§ Task requirements: Would you find each line in the entries below with the string "this" and copy it?

Data records for software interfaces
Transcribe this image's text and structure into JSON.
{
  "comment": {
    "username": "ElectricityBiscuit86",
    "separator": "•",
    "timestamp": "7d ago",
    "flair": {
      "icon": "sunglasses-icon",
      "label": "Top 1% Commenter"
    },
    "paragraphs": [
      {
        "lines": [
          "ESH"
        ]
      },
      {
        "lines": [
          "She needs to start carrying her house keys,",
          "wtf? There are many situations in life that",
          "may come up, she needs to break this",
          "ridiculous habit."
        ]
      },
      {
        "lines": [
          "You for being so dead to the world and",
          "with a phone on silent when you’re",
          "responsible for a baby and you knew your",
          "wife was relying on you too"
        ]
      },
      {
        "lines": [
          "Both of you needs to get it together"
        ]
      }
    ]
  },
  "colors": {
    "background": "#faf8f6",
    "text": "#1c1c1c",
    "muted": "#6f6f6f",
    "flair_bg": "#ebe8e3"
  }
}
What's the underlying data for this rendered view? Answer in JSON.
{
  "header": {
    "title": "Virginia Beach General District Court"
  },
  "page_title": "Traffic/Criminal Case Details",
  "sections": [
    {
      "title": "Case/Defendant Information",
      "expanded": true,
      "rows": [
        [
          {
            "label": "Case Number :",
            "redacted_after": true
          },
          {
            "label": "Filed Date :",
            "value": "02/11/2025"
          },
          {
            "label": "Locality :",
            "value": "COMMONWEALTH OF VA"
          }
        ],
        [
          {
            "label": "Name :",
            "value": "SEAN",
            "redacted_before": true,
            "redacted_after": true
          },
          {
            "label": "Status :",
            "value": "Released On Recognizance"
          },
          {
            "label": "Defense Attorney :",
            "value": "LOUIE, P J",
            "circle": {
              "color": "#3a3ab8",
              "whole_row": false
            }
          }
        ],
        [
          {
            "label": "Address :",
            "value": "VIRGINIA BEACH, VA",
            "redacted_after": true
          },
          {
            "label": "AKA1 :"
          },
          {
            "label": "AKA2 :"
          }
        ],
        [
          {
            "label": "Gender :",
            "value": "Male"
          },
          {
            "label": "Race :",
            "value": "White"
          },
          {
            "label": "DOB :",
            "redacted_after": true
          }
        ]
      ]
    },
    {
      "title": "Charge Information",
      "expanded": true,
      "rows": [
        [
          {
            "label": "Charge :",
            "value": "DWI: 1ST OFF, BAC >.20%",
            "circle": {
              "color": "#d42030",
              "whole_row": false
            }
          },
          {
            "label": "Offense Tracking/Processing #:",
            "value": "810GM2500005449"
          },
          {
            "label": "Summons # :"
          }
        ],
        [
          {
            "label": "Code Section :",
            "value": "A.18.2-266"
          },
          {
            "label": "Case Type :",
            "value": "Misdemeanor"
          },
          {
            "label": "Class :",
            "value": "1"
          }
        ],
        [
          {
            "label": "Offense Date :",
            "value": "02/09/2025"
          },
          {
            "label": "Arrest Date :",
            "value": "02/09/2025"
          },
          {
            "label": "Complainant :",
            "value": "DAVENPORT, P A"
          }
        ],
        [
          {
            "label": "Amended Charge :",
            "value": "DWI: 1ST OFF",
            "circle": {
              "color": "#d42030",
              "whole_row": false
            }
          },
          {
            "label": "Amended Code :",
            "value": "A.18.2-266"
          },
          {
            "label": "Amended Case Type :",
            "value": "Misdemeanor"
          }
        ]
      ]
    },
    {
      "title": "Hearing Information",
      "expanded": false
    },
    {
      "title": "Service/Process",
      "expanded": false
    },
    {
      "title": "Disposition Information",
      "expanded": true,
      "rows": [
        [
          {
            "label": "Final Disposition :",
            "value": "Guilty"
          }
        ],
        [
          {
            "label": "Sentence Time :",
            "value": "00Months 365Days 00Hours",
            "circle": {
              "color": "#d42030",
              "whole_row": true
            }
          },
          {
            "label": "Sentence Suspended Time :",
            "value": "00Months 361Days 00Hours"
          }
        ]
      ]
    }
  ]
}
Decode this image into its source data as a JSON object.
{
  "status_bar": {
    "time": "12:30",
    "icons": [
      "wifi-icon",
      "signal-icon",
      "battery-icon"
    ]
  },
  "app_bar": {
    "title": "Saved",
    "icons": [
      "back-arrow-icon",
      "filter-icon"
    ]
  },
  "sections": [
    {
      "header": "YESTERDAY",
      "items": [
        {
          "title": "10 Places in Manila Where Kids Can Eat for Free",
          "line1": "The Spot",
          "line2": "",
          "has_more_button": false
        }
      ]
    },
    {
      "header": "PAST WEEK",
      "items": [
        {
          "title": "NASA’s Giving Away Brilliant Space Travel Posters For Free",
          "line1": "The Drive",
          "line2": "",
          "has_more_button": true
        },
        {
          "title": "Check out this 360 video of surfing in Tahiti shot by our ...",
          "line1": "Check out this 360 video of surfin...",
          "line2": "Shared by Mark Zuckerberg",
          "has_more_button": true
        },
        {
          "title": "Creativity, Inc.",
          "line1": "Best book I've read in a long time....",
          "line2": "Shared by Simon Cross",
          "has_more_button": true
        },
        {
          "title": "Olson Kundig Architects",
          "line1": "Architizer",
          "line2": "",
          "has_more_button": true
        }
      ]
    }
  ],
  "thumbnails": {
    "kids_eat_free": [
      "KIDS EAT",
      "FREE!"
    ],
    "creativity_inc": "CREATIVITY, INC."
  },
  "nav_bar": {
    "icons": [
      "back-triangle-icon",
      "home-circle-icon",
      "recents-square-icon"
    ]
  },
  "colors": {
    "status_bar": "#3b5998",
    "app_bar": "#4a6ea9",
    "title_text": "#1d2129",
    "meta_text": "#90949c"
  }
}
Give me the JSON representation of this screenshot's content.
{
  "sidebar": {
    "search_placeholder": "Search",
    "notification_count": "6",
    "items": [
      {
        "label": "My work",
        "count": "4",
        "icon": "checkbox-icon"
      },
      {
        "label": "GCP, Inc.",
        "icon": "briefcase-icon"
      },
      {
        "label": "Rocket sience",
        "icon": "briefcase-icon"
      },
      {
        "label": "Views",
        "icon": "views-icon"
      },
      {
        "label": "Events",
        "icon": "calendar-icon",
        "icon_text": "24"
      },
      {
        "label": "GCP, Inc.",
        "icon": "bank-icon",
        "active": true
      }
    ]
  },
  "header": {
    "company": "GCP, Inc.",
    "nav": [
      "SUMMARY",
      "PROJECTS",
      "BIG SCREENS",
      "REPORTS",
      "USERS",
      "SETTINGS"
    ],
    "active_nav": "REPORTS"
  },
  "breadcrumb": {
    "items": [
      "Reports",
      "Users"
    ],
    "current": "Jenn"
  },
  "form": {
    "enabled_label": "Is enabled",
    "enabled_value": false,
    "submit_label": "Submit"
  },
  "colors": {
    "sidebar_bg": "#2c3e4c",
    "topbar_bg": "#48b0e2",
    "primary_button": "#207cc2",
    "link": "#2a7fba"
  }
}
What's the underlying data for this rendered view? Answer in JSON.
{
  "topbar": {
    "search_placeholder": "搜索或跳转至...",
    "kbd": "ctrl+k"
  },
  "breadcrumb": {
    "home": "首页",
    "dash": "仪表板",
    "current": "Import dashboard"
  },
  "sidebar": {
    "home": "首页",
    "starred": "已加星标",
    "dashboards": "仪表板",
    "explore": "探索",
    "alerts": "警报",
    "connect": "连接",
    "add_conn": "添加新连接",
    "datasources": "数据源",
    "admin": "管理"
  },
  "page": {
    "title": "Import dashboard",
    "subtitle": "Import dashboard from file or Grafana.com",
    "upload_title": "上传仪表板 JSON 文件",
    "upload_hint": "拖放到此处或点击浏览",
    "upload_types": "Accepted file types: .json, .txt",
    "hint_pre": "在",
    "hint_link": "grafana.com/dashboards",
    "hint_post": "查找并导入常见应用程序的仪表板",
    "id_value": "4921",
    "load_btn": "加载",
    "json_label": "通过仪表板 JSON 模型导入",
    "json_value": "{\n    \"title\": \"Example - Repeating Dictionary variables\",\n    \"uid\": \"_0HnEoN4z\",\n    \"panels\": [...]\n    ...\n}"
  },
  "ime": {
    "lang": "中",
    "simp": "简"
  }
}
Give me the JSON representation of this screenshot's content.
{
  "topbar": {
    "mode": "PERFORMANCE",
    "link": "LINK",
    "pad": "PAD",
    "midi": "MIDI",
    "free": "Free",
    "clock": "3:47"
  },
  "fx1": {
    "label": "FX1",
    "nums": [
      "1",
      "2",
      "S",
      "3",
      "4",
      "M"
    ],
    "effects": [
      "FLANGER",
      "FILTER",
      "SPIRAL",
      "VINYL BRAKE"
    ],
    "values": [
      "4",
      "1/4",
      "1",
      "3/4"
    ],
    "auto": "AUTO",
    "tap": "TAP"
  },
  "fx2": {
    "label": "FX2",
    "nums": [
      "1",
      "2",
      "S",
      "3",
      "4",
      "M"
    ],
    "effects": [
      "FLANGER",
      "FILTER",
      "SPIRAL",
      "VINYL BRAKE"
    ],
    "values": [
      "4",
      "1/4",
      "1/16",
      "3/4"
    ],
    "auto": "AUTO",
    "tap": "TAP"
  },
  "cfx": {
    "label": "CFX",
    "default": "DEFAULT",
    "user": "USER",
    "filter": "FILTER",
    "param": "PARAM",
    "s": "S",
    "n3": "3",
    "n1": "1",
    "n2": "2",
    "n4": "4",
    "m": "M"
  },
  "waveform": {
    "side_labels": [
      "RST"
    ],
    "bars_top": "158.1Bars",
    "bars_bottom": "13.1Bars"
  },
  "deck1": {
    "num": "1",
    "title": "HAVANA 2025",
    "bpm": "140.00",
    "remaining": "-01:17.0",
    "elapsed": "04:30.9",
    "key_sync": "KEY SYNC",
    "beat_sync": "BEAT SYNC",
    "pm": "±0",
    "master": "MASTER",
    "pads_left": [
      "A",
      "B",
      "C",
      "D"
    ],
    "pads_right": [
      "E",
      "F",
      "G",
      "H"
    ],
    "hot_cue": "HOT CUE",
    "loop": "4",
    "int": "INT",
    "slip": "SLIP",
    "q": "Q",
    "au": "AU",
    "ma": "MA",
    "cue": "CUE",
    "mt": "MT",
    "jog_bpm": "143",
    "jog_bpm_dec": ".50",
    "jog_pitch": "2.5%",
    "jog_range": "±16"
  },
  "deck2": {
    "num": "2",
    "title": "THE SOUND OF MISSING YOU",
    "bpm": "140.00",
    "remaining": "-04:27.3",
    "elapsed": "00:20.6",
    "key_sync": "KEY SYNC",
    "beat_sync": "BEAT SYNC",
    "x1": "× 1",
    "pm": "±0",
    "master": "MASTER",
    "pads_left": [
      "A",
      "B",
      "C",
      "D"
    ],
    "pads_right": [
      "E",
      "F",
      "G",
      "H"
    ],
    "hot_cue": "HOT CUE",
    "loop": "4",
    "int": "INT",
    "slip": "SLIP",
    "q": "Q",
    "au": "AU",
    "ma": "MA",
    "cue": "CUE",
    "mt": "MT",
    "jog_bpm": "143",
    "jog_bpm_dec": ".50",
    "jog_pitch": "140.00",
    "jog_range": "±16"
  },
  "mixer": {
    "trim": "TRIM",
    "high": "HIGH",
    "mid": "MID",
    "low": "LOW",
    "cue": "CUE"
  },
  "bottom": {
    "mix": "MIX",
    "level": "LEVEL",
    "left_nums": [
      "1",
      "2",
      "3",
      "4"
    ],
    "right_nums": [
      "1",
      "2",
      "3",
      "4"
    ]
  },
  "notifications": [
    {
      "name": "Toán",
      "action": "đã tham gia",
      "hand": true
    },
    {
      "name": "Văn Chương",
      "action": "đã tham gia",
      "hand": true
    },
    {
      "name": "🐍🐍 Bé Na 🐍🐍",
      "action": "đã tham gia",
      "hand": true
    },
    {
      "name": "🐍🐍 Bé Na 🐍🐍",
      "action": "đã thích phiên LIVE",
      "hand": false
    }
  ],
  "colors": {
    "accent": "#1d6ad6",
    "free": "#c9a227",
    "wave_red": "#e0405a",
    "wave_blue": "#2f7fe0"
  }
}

§ Response box:
Transcribe this image's text and structure into JSON.
          "may come up, she needs to break this",
What's the underlying data for this rendered view? Answer in JSON.
Decode this image into its source data as a JSON object.
          "title": "Check out this 360 video of surfing in Tahiti shot by our ...",
          "line1": "Check out this 360 video of surfin...",
Give me the JSON representation of this screenshot's content.
What's the underlying data for this rendered view? Answer in JSON.
Give me the JSON representation of this screenshot's content.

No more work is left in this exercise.